Ok, let’s start at step one. Why might a yachtie even find themselves sitting before an investment contract? Well, it’s likely their intention is to build wealth. A huge component of financial success is implementing a system in which money makes money, aka investing.
Typically, this is outsourced to financial advisers or other finance professionals due to a perception that building wealth is too difficult, time-consuming or unattainable for the average yachtie. These misconceptions give the stage to financial advisers who show up on Google, your Facebook feed, local bar or even worse, your crew mess.
Some finance companies use targeted advertising to prey on yachties as we are the perfect client: disposable income and very little time. Subsequently, yacht crew trust and commit huge amounts of money to such companies/advisers with the expectation of positive financial returns and transparency. More often than not, this is not the case.
Now, this is not to say yacht crew money is being illegally traded or stolen. What I mean is, that money isn’t being used to the best of its ability and is more about lining the pocket of the adviser than it is lining the pockets of yacht crew.
It’s similar to buying a car from a private citizen versus a dealer. We know the dealer will charge more for their services, and we could probably find a better deal on our own with a bit of research. Buying a car from a dealer doesn’t guarantee it’s a better car, much like hiring a financial adviser doesn’t necessarily mean they’ll do a better job than we can.
I interviewed an old client of mine and he described his experience with financial advisers and contracts this way.
Having left school to join yachting, he suddenly found himself earning more than he knew what to do with. His parents suggested he look into investing his money and capitalizing on his new earning power. So, like any millennial would, he Googled “yacht crew investments” and went down the list until he found what he thought was the best fit.
He contacted a particular company and was almost immediately set up with a phone call. From there, they inquired about his salary, goals, how much he was willing to invest and what his investing timeline was. Due to his lack of investing knowledge, he entrusted his money with this adviser. You see, he was too afraid to ask questions at the risk of sounding uninformed or being “annoying”, so he just went along with it. As far as he was concerned, he could tick this box off his to-do list and not look into it any further. This is fantastic for the adviser, an easy catch.
Fast forward 18 months to when his boat sold and he lost his job. He could no longer afford the $1,200 monthly contribution and consequently didn’t have enough savings to fall back on (another reason to have an emergency fund). He requested that his adviser withdraw his money on the assumption this would be easy and his balance would be more than his initial investment.
Now, before I arrive at the obvious conclusion, you know how people never read the fine print? Yeah, exactly. Much to his surprise, his final balance was less than his investment due to “early withdrawal” fees and a multitude of other penalties. Depending on the contract, this first year can often be just paying all your set-up fees without even beginning to scratch the surface of real money investing.

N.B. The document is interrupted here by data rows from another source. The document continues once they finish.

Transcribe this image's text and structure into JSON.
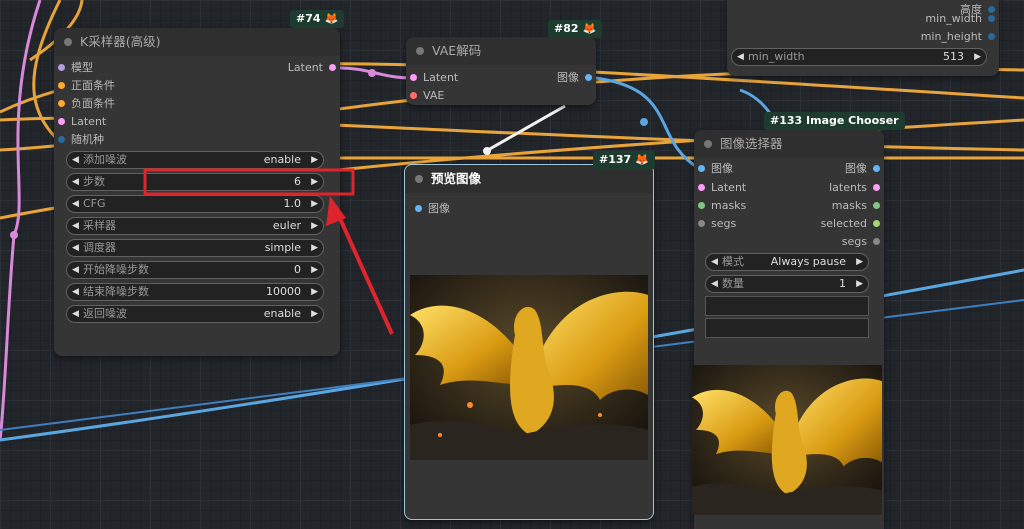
{
  "nodes": {
    "ksampler": {
      "badge": "#74",
      "title": "K采样器(高级)",
      "inputs": [
        "模型",
        "正面条件",
        "负面条件",
        "Latent",
        "随机种"
      ],
      "output": "Latent",
      "widgets": [
        {
          "label": "添加噪波",
          "value": "enable"
        },
        {
          "label": "步数",
          "value": "6"
        },
        {
          "label": "CFG",
          "value": "1.0"
        },
        {
          "label": "采样器",
          "value": "euler"
        },
        {
          "label": "调度器",
          "value": "simple"
        },
        {
          "label": "开始降噪步数",
          "value": "0"
        },
        {
          "label": "结束降噪步数",
          "value": "10000"
        },
        {
          "label": "返回噪波",
          "value": "enable"
        }
      ]
    },
    "vae": {
      "badge": "#82",
      "title": "VAE解码",
      "inputs": [
        "Latent",
        "VAE"
      ],
      "output": "图像"
    },
    "preview": {
      "badge": "#137",
      "title": "预览图像",
      "input": "图像"
    },
    "chooser": {
      "badge": "#133 Image Chooser",
      "title": "图像选择器",
      "inputs": [
        "图像",
        "Latent",
        "masks",
        "segs"
      ],
      "outputs": [
        "图像",
        "latents",
        "masks",
        "selected",
        "segs"
      ],
      "widgets": [
        {
          "label": "模式",
          "value": "Always pause"
        },
        {
          "label": "数量",
          "value": "1"
        }
      ]
    },
    "topright": {
      "outputs": [
        "高度",
        "min_width",
        "min_height"
      ],
      "widget": {
        "label": "min_width",
        "value": "513"
      }
    }
  },
  "colors": {
    "highlight": "#e0242c",
    "wire_orange": "#e8a43a",
    "wire_pink": "#d989d9",
    "wire_blue": "#5aa6e0",
    "wire_white": "#f2f2f2",
    "slot_model": "#b39ddb",
    "slot_cond": "#ffa931",
    "slot_latent": "#ff9cf9",
    "slot_int": "#29699c",
    "slot_image": "#64b5f6",
    "slot_vae": "#ff6e6e",
    "slot_mask": "#81c784",
    "slot_segs": "#888888",
    "slot_selected": "#a5d66f",
    "badge_bg": "#1e3b2f"
  },
  "icons": [
    "fox-icon",
    "arrow-left-icon",
    "arrow-right-icon"
  ]
}
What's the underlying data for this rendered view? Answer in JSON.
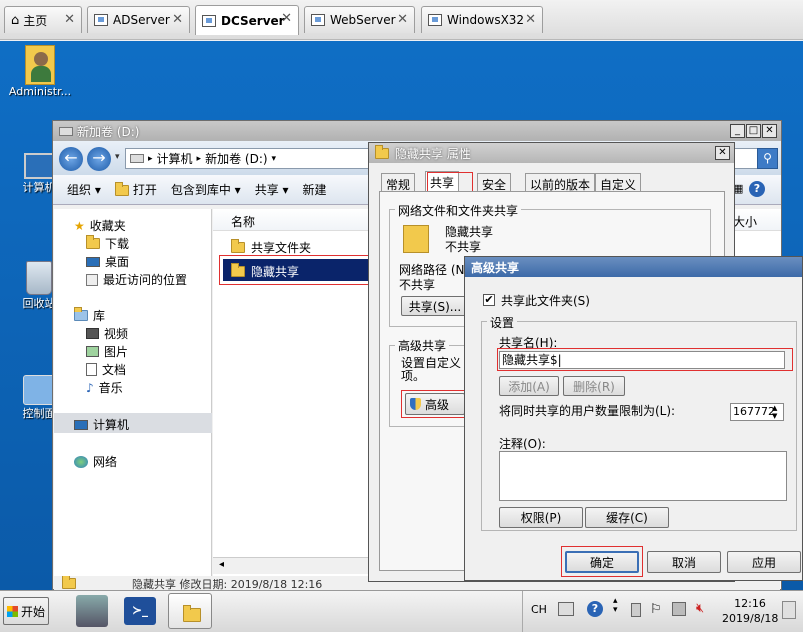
{
  "vm_tabs": [
    {
      "label": "主页"
    },
    {
      "label": "ADServer"
    },
    {
      "label": "DCServer"
    },
    {
      "label": "WebServer"
    },
    {
      "label": "WindowsX32"
    }
  ],
  "desktop_icons": [
    {
      "label": "Administr..."
    },
    {
      "label": "计算机"
    },
    {
      "label": "回收站"
    },
    {
      "label": "控制面"
    }
  ],
  "explorer": {
    "title": "新加卷 (D:)",
    "breadcrumb": [
      "计算机",
      "新加卷 (D:)"
    ],
    "toolbar": [
      "组织 ▾",
      "打开",
      "包含到库中 ▾",
      "共享 ▾",
      "新建"
    ],
    "nav": {
      "favorites": "收藏夹",
      "favorites_items": [
        "下载",
        "桌面",
        "最近访问的位置"
      ],
      "libraries": "库",
      "library_items": [
        "视频",
        "图片",
        "文档",
        "音乐"
      ],
      "computer": "计算机",
      "network": "网络"
    },
    "columns": [
      "名称",
      "大小"
    ],
    "files": [
      "共享文件夹",
      "隐藏共享"
    ],
    "statusbar": "隐藏共享 修改日期: 2019/8/18 12:16"
  },
  "props": {
    "title": "隐藏共享 属性",
    "tabs": [
      "常规",
      "共享",
      "安全",
      "以前的版本",
      "自定义"
    ],
    "group1_label": "网络文件和文件夹共享",
    "folder_name": "隐藏共享",
    "folder_state": "不共享",
    "netpath_label": "网络路径 (N",
    "netpath_value": "不共享",
    "share_button": "共享(S)...",
    "group2_label": "高级共享",
    "group2_desc_1": "设置自定义",
    "group2_desc_2": "项。",
    "advanced_button": "高级"
  },
  "adv": {
    "title": "高级共享",
    "share_checkbox": "共享此文件夹(S)",
    "settings_label": "设置",
    "share_name_label": "共享名(H):",
    "share_name_value": "隐藏共享$|",
    "add_button": "添加(A)",
    "remove_button": "删除(R)",
    "limit_label": "将同时共享的用户数量限制为(L):",
    "limit_value": "167772",
    "comment_label": "注释(O):",
    "comment_value": "",
    "perm_button": "权限(P)",
    "cache_button": "缓存(C)",
    "ok_button": "确定",
    "cancel_button": "取消",
    "apply_button": "应用"
  },
  "taskbar": {
    "start": "开始",
    "lang": "CH",
    "time": "12:16",
    "date": "2019/8/18"
  }
}
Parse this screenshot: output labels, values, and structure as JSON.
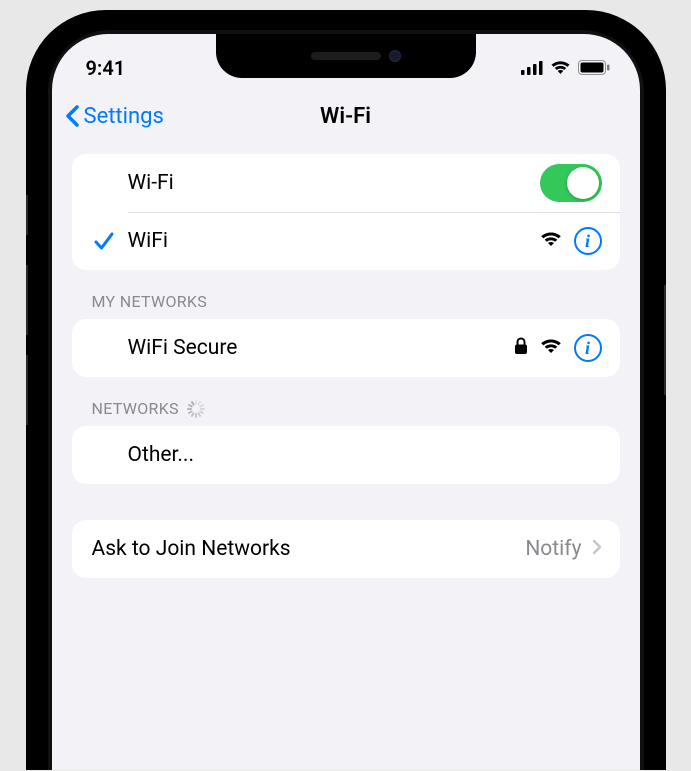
{
  "status": {
    "time": "9:41"
  },
  "nav": {
    "back_label": "Settings",
    "title": "Wi-Fi"
  },
  "wifi_toggle": {
    "label": "Wi-Fi",
    "on": true
  },
  "connected": {
    "name": "WiFi",
    "checked": true,
    "secure": false
  },
  "sections": {
    "my_networks": "MY NETWORKS",
    "networks": "NETWORKS"
  },
  "my_networks": [
    {
      "name": "WiFi Secure",
      "secure": true
    }
  ],
  "other_label": "Other...",
  "ask_join": {
    "label": "Ask to Join Networks",
    "value": "Notify"
  },
  "icons": {
    "info": "i"
  }
}
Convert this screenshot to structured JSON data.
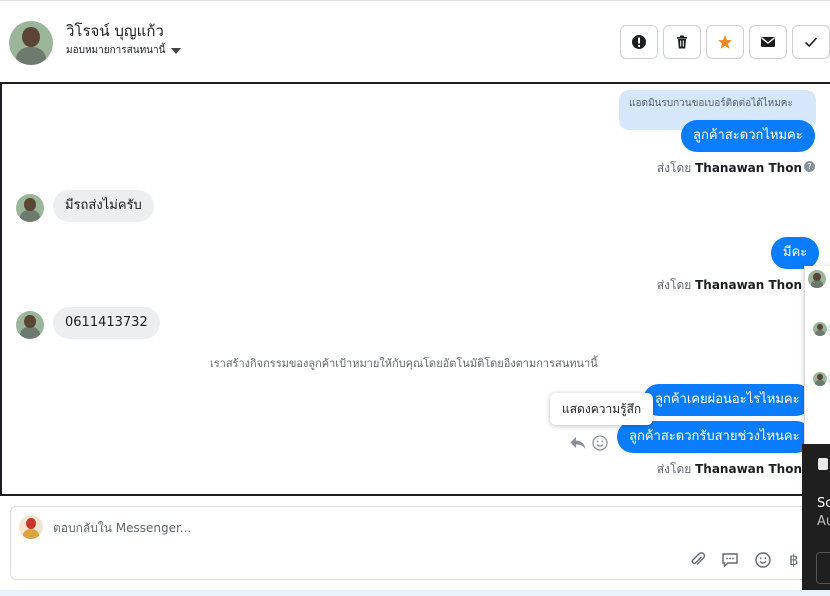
{
  "header": {
    "contact_name": "วิโรจน์ บุญแก้ว",
    "assign_label": "มอบหมายการสนทนานี้",
    "actions": [
      {
        "name": "spam-button",
        "icon": "exclamation-icon"
      },
      {
        "name": "delete-button",
        "icon": "trash-icon"
      },
      {
        "name": "star-button",
        "icon": "star-icon",
        "color": "#f28a23"
      },
      {
        "name": "mark-unread-button",
        "icon": "envelope-icon"
      },
      {
        "name": "done-button",
        "icon": "check-icon"
      }
    ]
  },
  "thread": {
    "note_text": "แอดมินรบกวนขอเบอร์ติดต่อได้ไหมคะ",
    "messages": {
      "m1": "ลูกค้าสะดวกไหมคะ",
      "m2": "มีรถส่งไม่ครับ",
      "m3": "มีคะ",
      "m4": "0611413732",
      "m5": "ลูกค้าเคยผ่อนอะไรไหมคะ",
      "m6": "ลูกค้าสะดวกรับสายช่วงไหนคะ"
    },
    "sent_by_prefix": "ส่งโดย",
    "sent_by_name": "Thanawan Thon",
    "help_mark": "?",
    "system_note": "เราสร้างกิจกรรมของลูกค้าเป้าหมายให้กับคุณโดยอัตโนมัติโดยอิงตามการสนทนานี้",
    "tooltip": "แสดงความรู้สึก"
  },
  "composer": {
    "placeholder": "ตอบกลับใน Messenger...",
    "currency_symbol": "฿"
  },
  "overlay": {
    "line1": "Sc",
    "line2": "Au"
  },
  "colors": {
    "outgoing": "#0a7cff",
    "incoming": "#eceef0",
    "note": "#d6e7fb",
    "star": "#f28a23"
  }
}
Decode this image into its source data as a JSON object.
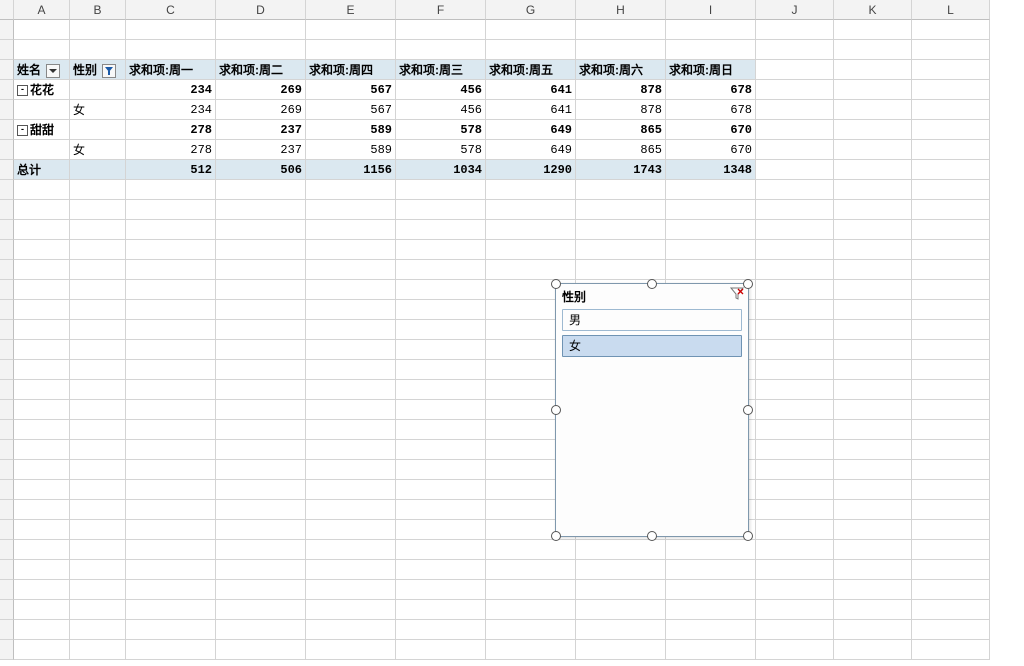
{
  "columns": [
    "A",
    "B",
    "C",
    "D",
    "E",
    "F",
    "G",
    "H",
    "I",
    "J",
    "K",
    "L"
  ],
  "pivot": {
    "name_label": "姓名",
    "gender_label": "性别",
    "day_headers": [
      "求和项:周一",
      "求和项:周二",
      "求和项:周四",
      "求和项:周三",
      "求和项:周五",
      "求和项:周六",
      "求和项:周日"
    ],
    "rows": [
      {
        "name": "花花",
        "collapse": "-",
        "values": [
          234,
          269,
          567,
          456,
          641,
          878,
          678
        ]
      },
      {
        "gender": "女",
        "values": [
          234,
          269,
          567,
          456,
          641,
          878,
          678
        ]
      },
      {
        "name": "甜甜",
        "collapse": "-",
        "values": [
          278,
          237,
          589,
          578,
          649,
          865,
          670
        ]
      },
      {
        "gender": "女",
        "values": [
          278,
          237,
          589,
          578,
          649,
          865,
          670
        ]
      }
    ],
    "total_label": "总计",
    "totals": [
      512,
      506,
      1156,
      1034,
      1290,
      1743,
      1348
    ]
  },
  "slicer": {
    "title": "性别",
    "items": [
      {
        "label": "男",
        "selected": false
      },
      {
        "label": "女",
        "selected": true
      }
    ]
  }
}
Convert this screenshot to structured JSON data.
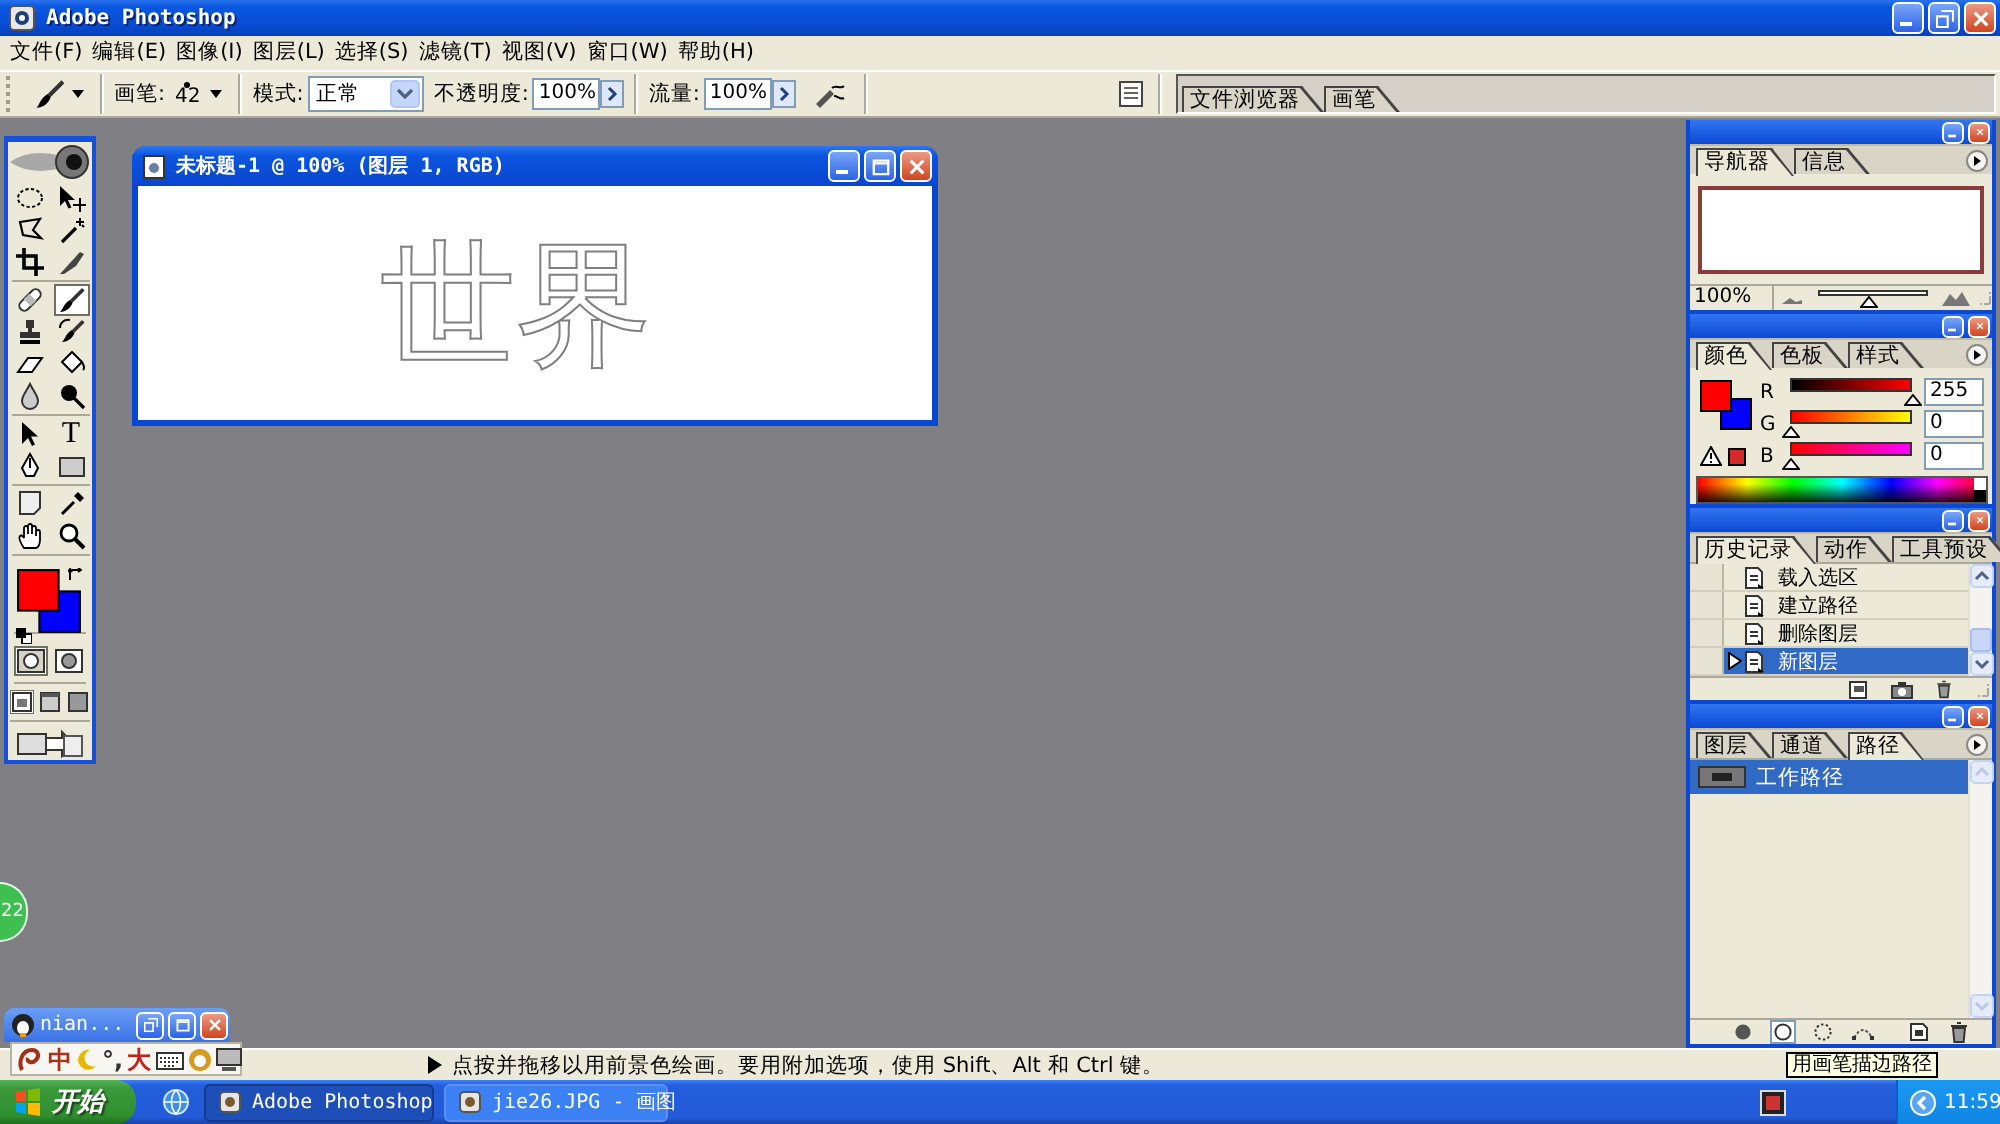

For those yachties who currently have an investment adviser, ask them for a full breakdown of fees and apply this to your money. You’ll quickly see how small fees, even 1.5%, can hugely eat into your profits. Remember, no one cares about your money as much as you do.
A final note: Not all financial advisers/companies share the same methods or practices. Some are legitimate, helpful and trustworthy. And please, do not take this article as financial advice. This is simply a forum where I share my experiences.
Bosun Alex Kempin has worked on yachts for more than three years and combines his passion for personal finance and his degree in psychology to share personal finance information for yacht crew at themoneydock.com or themoneydock on social media. Comments are welcome below.